When clients come to our offices to ask about estate planning, they sometimes confuse some basic legal concepts that their lawyer takes for granted. Understanding some essential legal concepts is necessary if you want to be sure to get the most out of the estate planning process. To that end, we’ve come up with a brief list of concepts you might want to review.
Concept 1: Civil or Criminal Law
The difference between civil and criminal law is one of the most important, and commonly misunderstood, differences in the law. A criminal case occurs when local, state, or federal prosecutor accuses someone of committing a crime. The person accused of the crime, known as the defendant, faces the possibility of jail, fines, and other criminal penalties if convicted. Criminal cases are, at their heart, about punishment. Most estate planning situations do not involve criminal issues.
Civil law, on the other hand, encompasses all the other legal conflicts that can arise. Disputes about contract terms, personal injuries, negligently produced products, and other similar situations are all covered under civil law. In civil law, the heart of the case involves compensation. Civil cases don’t involve a state accusing someone of violating a criminal law, but rather, involve private citizens demanding that another person or organization compensate them for a harm for which the law allows compensation.
Concept 2: Lawsuits
Lawsuits are civil legal disagreements taken before a court for resolution. When someone believes that someone else has caused them damage, that person can take the other person to court by filing a lawsuits. You can file a lawsuit for almost anything, but they are basically disputes that the parties cannot resolve on their own.
Estate planning can involve lawsuits, though it isn’t common. If you want to create an estate plan, you normally don’t have to sue anyone. All you have to do is make choices through tools that the law recognizes.
Concept 3: Courts
There are a lot of different types of courts, but most people are familiar with trial courts. Trial courts are responsible for hearing legal disputes and making a ruling about who wins and loses. Trial courts can hear either civil or criminal cases. They also make decisions about legal arguments or procedural questions that arise in any case.

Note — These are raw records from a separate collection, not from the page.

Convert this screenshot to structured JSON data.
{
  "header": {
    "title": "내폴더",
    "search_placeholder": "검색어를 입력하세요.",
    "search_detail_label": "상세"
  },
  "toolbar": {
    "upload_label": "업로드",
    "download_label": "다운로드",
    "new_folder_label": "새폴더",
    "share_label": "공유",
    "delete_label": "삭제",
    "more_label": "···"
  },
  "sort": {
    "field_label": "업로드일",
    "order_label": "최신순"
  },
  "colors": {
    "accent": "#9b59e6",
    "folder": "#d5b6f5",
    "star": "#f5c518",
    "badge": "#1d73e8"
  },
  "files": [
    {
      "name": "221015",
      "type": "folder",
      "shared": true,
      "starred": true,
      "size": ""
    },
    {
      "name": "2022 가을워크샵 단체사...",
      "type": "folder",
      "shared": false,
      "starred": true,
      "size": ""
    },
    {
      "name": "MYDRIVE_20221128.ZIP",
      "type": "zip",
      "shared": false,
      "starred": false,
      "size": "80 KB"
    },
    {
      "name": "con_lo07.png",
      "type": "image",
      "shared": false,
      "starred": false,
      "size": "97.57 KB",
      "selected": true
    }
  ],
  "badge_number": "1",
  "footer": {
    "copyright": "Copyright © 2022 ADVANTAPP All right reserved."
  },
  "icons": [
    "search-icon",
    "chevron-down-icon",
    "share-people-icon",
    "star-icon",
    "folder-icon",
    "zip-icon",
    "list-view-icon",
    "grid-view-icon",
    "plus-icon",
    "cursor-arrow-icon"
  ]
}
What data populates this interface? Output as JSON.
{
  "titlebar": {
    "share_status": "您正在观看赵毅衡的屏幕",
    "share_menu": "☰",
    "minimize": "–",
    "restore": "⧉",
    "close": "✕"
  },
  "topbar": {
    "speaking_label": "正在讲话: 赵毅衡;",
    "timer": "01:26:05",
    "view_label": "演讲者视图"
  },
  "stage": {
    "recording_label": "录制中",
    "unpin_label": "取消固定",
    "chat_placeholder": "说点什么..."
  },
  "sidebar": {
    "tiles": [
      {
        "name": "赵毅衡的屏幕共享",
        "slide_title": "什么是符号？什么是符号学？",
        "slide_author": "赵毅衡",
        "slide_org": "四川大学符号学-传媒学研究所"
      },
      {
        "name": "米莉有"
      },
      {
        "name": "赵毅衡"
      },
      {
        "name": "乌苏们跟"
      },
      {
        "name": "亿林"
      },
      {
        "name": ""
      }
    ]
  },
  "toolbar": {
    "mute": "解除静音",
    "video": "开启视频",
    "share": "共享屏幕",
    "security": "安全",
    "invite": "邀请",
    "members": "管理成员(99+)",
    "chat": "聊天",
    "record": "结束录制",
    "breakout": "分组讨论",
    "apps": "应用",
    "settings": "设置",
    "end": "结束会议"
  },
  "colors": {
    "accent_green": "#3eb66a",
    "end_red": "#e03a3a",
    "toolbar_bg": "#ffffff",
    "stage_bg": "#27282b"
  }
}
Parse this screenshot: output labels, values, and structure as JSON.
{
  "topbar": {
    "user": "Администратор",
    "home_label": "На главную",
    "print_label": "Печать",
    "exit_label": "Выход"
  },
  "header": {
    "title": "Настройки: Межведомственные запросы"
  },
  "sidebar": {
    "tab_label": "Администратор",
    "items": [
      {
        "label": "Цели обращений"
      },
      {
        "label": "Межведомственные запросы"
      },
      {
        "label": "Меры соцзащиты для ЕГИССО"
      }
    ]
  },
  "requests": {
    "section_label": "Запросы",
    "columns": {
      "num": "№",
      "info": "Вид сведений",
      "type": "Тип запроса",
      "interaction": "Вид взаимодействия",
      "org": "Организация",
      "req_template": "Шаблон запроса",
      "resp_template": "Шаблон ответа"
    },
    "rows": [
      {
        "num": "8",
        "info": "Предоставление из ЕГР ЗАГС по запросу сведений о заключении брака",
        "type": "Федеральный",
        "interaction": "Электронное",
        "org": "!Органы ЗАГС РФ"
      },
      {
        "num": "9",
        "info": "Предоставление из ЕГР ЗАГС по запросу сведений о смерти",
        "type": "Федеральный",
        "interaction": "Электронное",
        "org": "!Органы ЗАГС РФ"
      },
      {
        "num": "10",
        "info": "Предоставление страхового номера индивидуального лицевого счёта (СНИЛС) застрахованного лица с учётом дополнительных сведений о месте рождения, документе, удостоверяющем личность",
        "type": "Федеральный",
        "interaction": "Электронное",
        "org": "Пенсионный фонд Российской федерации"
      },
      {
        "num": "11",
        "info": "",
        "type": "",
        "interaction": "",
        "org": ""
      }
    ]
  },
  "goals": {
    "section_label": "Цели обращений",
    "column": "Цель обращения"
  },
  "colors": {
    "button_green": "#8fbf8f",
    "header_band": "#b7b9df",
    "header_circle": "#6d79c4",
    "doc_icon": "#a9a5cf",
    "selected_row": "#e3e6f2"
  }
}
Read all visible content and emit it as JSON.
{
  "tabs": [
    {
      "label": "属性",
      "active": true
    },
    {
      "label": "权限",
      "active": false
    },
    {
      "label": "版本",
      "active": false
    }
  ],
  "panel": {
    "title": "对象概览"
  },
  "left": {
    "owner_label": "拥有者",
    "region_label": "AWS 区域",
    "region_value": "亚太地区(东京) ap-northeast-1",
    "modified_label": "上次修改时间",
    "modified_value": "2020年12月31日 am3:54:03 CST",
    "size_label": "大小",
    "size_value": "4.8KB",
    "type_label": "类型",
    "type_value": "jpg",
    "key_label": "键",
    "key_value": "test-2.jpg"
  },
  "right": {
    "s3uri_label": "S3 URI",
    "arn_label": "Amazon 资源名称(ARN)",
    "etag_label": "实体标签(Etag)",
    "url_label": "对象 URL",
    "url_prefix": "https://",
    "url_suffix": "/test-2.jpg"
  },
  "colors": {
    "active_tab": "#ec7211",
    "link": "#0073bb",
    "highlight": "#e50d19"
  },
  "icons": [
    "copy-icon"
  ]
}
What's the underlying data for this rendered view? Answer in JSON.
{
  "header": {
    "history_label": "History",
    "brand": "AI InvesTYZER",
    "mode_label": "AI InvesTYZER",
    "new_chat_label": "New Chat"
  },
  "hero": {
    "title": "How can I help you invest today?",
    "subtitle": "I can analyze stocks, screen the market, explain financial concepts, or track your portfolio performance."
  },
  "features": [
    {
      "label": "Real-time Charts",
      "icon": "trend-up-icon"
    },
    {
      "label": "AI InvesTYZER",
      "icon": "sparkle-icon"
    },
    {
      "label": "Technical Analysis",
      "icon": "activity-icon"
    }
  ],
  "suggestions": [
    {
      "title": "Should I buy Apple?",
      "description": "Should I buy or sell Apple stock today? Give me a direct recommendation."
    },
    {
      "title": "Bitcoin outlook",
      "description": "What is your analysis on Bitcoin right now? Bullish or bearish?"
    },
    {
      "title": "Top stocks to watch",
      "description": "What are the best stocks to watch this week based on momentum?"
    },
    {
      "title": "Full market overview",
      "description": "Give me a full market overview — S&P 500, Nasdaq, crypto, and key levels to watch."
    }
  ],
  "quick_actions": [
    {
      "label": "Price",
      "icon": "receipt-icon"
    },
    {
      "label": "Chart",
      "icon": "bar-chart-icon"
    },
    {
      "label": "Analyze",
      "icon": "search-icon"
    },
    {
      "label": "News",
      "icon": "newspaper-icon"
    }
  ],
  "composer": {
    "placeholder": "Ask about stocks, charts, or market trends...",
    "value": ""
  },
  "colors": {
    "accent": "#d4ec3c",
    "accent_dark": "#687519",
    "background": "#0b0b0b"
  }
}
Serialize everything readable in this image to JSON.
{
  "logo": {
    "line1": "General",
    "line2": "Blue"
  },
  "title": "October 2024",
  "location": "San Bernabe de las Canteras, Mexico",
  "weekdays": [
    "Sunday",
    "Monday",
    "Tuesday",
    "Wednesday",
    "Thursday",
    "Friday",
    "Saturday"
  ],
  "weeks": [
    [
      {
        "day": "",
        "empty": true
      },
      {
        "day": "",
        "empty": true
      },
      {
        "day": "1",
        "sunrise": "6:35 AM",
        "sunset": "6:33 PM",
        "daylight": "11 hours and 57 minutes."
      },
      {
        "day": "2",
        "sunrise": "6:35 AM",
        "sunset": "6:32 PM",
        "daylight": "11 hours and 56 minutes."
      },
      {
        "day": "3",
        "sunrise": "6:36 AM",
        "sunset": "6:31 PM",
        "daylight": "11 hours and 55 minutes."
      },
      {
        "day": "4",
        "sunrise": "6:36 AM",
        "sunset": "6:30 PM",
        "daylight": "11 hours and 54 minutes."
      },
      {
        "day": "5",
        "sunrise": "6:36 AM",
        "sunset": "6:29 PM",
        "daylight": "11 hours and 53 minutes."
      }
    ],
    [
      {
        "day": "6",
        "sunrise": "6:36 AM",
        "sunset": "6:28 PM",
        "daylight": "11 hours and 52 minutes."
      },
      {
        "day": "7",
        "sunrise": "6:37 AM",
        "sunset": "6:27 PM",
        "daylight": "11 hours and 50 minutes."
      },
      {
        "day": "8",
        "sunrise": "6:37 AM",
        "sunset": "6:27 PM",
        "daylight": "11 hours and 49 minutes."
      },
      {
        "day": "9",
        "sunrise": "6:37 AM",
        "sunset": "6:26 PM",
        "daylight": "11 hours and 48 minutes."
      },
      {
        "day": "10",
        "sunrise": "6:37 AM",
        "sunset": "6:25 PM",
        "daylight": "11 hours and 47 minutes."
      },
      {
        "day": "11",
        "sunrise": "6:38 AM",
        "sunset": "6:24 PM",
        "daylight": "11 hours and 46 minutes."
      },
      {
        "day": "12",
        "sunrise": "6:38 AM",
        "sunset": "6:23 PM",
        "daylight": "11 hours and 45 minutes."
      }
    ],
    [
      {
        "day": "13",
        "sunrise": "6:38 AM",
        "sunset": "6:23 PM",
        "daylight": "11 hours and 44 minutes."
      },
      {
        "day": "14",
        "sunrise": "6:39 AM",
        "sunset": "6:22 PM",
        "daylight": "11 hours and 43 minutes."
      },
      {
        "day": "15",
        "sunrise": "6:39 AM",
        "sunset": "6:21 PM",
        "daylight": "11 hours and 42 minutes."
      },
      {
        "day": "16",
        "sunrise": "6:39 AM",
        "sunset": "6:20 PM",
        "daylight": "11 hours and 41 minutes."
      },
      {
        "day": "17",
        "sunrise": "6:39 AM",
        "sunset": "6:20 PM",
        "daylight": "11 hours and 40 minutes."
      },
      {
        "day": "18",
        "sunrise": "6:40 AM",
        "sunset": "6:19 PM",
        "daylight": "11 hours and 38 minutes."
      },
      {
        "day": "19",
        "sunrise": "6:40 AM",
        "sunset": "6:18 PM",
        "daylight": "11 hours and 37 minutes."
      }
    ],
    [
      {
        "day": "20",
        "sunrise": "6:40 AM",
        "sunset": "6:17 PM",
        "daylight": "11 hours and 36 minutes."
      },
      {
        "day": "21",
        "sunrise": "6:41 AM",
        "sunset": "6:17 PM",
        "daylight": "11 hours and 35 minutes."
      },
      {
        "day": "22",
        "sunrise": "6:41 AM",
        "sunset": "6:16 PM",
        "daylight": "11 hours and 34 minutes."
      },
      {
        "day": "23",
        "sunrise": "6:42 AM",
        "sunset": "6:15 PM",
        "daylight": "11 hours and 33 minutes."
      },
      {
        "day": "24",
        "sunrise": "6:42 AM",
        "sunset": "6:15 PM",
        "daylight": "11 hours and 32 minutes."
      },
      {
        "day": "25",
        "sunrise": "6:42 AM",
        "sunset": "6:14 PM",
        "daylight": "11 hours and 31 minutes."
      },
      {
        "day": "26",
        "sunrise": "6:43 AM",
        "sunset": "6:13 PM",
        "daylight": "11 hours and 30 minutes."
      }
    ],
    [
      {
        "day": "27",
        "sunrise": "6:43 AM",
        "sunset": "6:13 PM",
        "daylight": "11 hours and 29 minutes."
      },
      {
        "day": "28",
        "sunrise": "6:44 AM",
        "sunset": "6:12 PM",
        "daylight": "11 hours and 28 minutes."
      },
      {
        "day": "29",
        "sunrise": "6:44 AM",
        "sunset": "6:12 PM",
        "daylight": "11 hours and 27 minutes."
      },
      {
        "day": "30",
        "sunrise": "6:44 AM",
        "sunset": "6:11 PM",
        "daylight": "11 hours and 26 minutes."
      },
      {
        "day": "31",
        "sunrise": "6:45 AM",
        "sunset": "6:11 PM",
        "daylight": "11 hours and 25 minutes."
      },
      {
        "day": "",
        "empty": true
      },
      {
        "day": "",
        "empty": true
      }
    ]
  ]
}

Creating an estate plan usually doesn’t involve going to court. The documents and planning elements you create don’t have to be approved by a court. However, should someone ever challenge your plan or a problem arises, you must be able to make sure that the planning pieces you create meet the relevant legal requirements so a court will determine that your estate plan is legal.